What you have to do.
Each line that has the string "Home" must be copied from the records below.

Records to process.
##############################
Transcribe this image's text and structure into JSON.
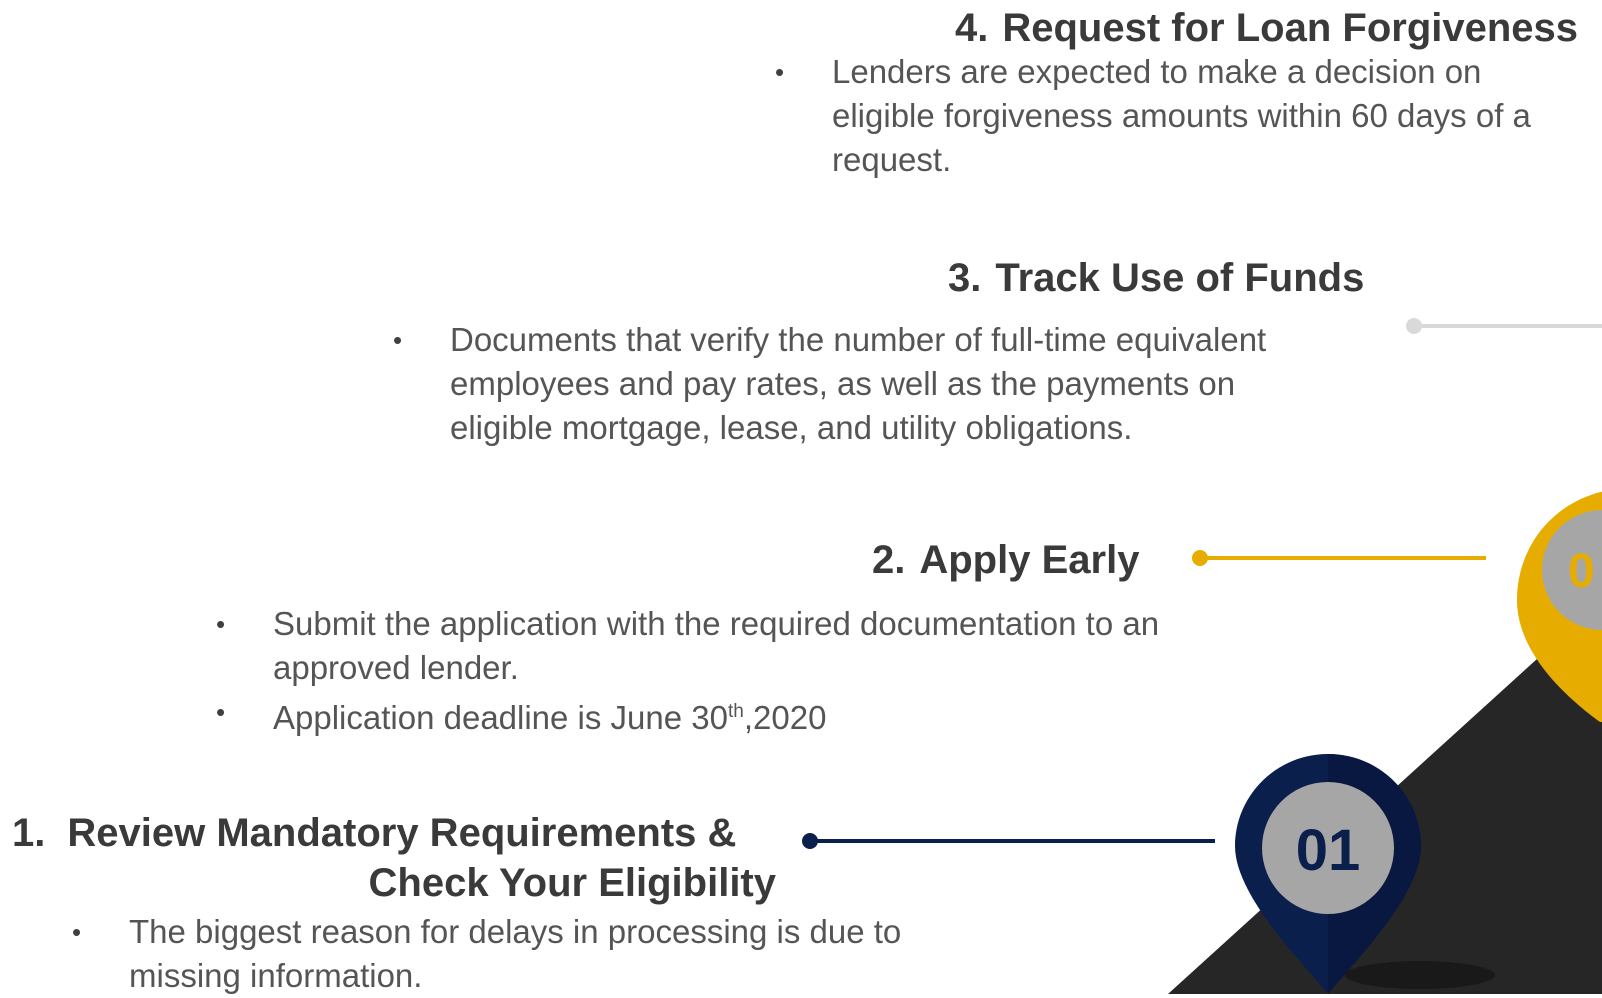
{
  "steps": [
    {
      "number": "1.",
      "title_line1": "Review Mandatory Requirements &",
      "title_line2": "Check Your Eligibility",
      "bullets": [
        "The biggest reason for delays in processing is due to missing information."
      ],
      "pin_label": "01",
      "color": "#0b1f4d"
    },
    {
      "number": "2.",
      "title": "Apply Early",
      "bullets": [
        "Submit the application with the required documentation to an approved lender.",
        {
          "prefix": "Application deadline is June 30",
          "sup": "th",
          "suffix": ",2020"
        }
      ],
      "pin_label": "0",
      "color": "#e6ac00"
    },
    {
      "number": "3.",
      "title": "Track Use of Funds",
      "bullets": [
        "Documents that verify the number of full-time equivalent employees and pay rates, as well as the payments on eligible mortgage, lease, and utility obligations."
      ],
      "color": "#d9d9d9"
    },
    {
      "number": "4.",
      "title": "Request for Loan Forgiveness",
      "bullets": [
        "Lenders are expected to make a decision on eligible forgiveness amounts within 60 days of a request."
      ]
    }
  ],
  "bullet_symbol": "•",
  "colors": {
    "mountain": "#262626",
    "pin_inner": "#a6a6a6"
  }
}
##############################
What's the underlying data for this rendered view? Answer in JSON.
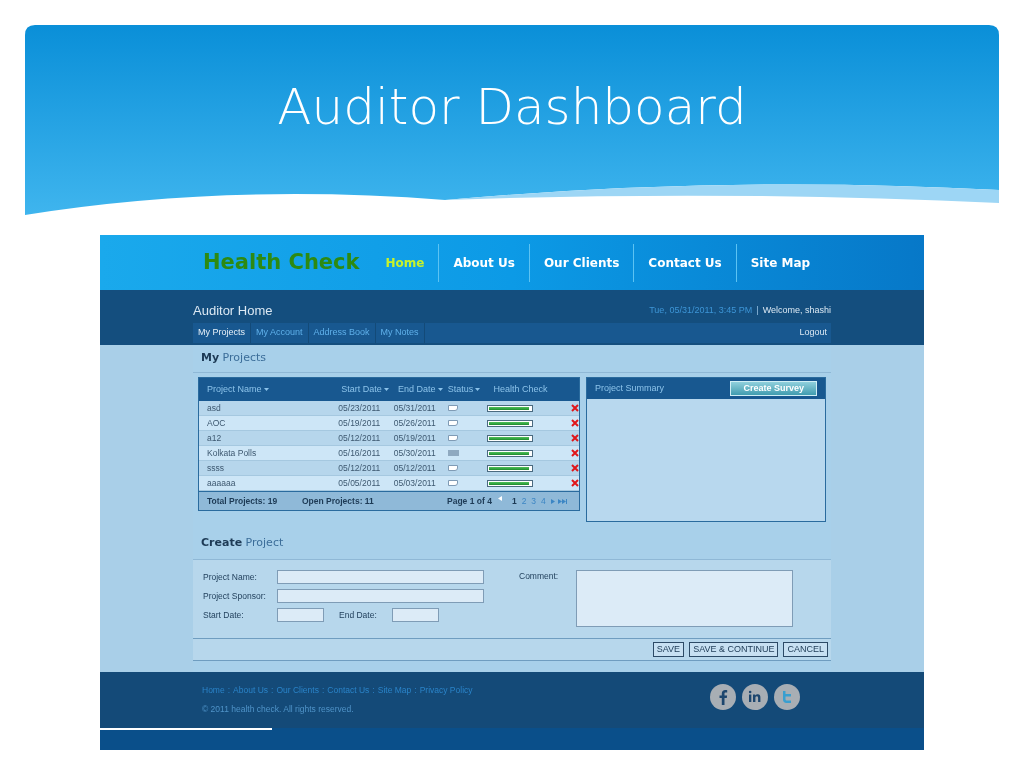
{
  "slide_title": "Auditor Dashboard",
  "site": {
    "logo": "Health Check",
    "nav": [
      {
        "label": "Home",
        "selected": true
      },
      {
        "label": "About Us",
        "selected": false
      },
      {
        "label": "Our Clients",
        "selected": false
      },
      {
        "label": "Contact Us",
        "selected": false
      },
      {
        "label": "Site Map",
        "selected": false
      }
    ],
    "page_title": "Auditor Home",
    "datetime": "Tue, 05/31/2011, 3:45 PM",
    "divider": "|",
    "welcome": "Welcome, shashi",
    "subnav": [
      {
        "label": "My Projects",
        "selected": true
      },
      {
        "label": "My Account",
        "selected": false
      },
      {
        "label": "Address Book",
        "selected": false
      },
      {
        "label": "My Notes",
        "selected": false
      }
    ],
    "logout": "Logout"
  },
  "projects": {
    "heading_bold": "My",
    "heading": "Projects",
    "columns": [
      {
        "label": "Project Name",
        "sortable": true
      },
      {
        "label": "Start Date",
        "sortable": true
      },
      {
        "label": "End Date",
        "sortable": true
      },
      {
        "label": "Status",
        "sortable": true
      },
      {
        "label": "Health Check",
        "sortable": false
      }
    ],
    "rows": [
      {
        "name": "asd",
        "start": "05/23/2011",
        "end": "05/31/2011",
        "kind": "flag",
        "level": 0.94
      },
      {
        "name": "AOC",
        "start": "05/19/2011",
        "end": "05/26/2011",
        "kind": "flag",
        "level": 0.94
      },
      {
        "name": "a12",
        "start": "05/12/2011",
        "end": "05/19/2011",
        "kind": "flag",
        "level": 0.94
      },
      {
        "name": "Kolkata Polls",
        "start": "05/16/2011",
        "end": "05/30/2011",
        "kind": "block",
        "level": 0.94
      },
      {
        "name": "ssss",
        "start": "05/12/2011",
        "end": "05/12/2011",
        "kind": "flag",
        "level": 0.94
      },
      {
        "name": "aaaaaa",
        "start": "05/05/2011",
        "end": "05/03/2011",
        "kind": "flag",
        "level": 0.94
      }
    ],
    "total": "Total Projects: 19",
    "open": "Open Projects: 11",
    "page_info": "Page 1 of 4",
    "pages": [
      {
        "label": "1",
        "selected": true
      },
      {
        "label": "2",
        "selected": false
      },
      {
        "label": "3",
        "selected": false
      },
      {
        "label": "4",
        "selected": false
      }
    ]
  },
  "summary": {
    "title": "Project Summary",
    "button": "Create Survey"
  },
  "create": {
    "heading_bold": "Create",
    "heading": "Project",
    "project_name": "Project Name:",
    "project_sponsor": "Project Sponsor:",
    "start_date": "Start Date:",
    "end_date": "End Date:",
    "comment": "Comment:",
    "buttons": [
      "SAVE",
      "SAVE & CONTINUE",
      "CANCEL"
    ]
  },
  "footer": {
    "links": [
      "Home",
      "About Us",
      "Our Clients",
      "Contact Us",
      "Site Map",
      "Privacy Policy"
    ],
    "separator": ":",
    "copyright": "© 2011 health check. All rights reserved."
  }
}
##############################
Exercise answer.
        "label": "Home",
    "page_title": "Auditor Home",
      "Home",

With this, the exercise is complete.